## Activity
Of the lines below, copy those that hold the word "Code".
Segment Start: Extracted material
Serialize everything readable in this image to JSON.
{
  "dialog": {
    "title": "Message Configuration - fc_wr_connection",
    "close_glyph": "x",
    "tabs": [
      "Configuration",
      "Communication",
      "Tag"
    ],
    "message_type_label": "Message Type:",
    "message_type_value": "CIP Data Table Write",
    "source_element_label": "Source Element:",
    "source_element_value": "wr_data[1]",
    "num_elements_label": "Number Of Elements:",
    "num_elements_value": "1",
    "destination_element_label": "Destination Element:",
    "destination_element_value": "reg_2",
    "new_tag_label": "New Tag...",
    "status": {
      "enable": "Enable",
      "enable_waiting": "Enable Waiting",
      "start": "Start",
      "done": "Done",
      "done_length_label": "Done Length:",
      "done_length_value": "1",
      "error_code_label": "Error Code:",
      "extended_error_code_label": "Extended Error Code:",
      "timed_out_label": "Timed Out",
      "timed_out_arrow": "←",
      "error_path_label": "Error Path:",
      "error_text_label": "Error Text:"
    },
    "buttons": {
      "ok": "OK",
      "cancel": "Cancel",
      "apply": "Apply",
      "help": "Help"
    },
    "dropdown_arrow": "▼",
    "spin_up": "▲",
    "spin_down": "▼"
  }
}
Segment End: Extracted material
## Written response
      "error_code_label": "Error Code:",
      "extended_error_code_label": "Extended Error Code:",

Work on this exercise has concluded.